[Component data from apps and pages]
▼

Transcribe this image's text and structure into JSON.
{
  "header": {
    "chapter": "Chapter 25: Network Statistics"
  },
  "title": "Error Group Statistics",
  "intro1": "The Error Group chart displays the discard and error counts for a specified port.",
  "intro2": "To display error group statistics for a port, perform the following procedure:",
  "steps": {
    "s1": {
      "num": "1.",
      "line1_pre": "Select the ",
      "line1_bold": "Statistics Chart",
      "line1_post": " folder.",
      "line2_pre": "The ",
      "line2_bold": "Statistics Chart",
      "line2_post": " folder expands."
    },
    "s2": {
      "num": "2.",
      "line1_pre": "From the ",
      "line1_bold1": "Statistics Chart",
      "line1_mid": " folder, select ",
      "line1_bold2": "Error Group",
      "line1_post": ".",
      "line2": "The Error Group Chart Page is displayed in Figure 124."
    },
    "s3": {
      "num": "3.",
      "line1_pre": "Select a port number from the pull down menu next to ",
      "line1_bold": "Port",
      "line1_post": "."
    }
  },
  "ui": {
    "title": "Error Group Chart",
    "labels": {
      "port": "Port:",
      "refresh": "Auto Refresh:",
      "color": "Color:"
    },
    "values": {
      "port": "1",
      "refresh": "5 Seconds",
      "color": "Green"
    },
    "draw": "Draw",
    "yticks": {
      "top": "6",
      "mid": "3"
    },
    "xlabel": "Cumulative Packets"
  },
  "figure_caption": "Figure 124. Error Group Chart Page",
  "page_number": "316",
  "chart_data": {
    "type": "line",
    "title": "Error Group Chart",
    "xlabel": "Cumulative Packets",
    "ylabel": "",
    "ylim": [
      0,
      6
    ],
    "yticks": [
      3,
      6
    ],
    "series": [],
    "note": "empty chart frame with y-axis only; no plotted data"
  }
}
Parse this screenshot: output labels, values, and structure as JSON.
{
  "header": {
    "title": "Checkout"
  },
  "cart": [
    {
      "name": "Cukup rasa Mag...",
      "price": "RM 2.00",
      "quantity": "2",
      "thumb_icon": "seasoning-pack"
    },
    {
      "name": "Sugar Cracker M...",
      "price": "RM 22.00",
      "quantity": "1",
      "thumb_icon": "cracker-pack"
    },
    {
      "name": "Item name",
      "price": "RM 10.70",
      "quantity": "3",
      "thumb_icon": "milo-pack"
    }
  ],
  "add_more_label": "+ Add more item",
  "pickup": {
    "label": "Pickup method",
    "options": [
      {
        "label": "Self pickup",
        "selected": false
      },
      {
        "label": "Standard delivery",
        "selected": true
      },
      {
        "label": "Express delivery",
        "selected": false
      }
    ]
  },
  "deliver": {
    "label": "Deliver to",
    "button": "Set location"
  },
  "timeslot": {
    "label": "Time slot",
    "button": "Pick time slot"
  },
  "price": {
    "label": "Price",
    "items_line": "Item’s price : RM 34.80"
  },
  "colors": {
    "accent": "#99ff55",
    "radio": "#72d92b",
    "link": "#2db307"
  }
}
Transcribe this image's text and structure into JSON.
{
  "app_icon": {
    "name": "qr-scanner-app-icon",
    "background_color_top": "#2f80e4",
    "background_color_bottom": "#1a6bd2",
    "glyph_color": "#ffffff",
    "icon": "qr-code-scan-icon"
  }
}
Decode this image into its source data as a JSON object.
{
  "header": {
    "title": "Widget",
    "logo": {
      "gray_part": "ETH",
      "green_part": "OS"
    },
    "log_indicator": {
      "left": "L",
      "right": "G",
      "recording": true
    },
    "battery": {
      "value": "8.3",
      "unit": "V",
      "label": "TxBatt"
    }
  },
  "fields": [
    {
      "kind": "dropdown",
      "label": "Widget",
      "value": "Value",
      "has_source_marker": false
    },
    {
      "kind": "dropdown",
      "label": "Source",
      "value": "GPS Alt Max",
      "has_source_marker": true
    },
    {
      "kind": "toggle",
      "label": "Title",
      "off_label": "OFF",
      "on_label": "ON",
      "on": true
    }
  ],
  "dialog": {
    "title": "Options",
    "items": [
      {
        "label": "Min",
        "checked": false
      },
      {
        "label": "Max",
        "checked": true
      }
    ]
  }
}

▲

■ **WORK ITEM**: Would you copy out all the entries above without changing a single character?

■ **SOLUTION FOR THIS EXERCISE**:
Transcribe this image's text and structure into JSON.
{
  "header": {
    "chapter": "Chapter 25: Network Statistics"
  },
  "title": "Error Group Statistics",
  "intro1": "The Error Group chart displays the discard and error counts for a specified port.",
  "intro2": "To display error group statistics for a port, perform the following procedure:",
  "steps": {
    "s1": {
      "num": "1.",
      "line1_pre": "Select the ",
      "line1_bold": "Statistics Chart",
      "line1_post": " folder.",
      "line2_pre": "The ",
      "line2_bold": "Statistics Chart",
      "line2_post": " folder expands."
    },
    "s2": {
      "num": "2.",
      "line1_pre": "From the ",
      "line1_bold1": "Statistics Chart",
      "line1_mid": " folder, select ",
      "line1_bold2": "Error Group",
      "line1_post": ".",
      "line2": "The Error Group Chart Page is displayed in Figure 124."
    },
    "s3": {
      "num": "3.",
      "line1_pre": "Select a port number from the pull down menu next to ",
      "line1_bold": "Port",
      "line1_post": "."
    }
  },
  "ui": {
    "title": "Error Group Chart",
    "labels": {
      "port": "Port:",
      "refresh": "Auto Refresh:",
      "color": "Color:"
    },
    "values": {
      "port": "1",
      "refresh": "5 Seconds",
      "color": "Green"
    },
    "draw": "Draw",
    "yticks": {
      "top": "6",
      "mid": "3"
    },
    "xlabel": "Cumulative Packets"
  },
  "figure_caption": "Figure 124. Error Group Chart Page",
  "page_number": "316",
  "chart_data": {
    "type": "line",
    "title": "Error Group Chart",
    "xlabel": "Cumulative Packets",
    "ylabel": "",
    "ylim": [
      0,
      6
    ],
    "yticks": [
      3,
      6
    ],
    "series": [],
    "note": "empty chart frame with y-axis only; no plotted data"
  }
}
Parse this screenshot: output labels, values, and structure as JSON.
{
  "header": {
    "title": "Checkout"
  },
  "cart": [
    {
      "name": "Cukup rasa Mag...",
      "price": "RM 2.00",
      "quantity": "2",
      "thumb_icon": "seasoning-pack"
    },
    {
      "name": "Sugar Cracker M...",
      "price": "RM 22.00",
      "quantity": "1",
      "thumb_icon": "cracker-pack"
    },
    {
      "name": "Item name",
      "price": "RM 10.70",
      "quantity": "3",
      "thumb_icon": "milo-pack"
    }
  ],
  "add_more_label": "+ Add more item",
  "pickup": {
    "label": "Pickup method",
    "options": [
      {
        "label": "Self pickup",
        "selected": false
      },
      {
        "label": "Standard delivery",
        "selected": true
      },
      {
        "label": "Express delivery",
        "selected": false
      }
    ]
  },
  "deliver": {
    "label": "Deliver to",
    "button": "Set location"
  },
  "timeslot": {
    "label": "Time slot",
    "button": "Pick time slot"
  },
  "price": {
    "label": "Price",
    "items_line": "Item’s price : RM 34.80"
  },
  "colors": {
    "accent": "#99ff55",
    "radio": "#72d92b",
    "link": "#2db307"
  }
}
Transcribe this image's text and structure into JSON.
{
  "app_icon": {
    "name": "qr-scanner-app-icon",
    "background_color_top": "#2f80e4",
    "background_color_bottom": "#1a6bd2",
    "glyph_color": "#ffffff",
    "icon": "qr-code-scan-icon"
  }
}
Decode this image into its source data as a JSON object.
{
  "header": {
    "title": "Widget",
    "logo": {
      "gray_part": "ETH",
      "green_part": "OS"
    },
    "log_indicator": {
      "left": "L",
      "right": "G",
      "recording": true
    },
    "battery": {
      "value": "8.3",
      "unit": "V",
      "label": "TxBatt"
    }
  },
  "fields": [
    {
      "kind": "dropdown",
      "label": "Widget",
      "value": "Value",
      "has_source_marker": false
    },
    {
      "kind": "dropdown",
      "label": "Source",
      "value": "GPS Alt Max",
      "has_source_marker": true
    },
    {
      "kind": "toggle",
      "label": "Title",
      "off_label": "OFF",
      "on_label": "ON",
      "on": true
    }
  ],
  "dialog": {
    "title": "Options",
    "items": [
      {
        "label": "Min",
        "checked": false
      },
      {
        "label": "Max",
        "checked": true
      }
    ]
  }
}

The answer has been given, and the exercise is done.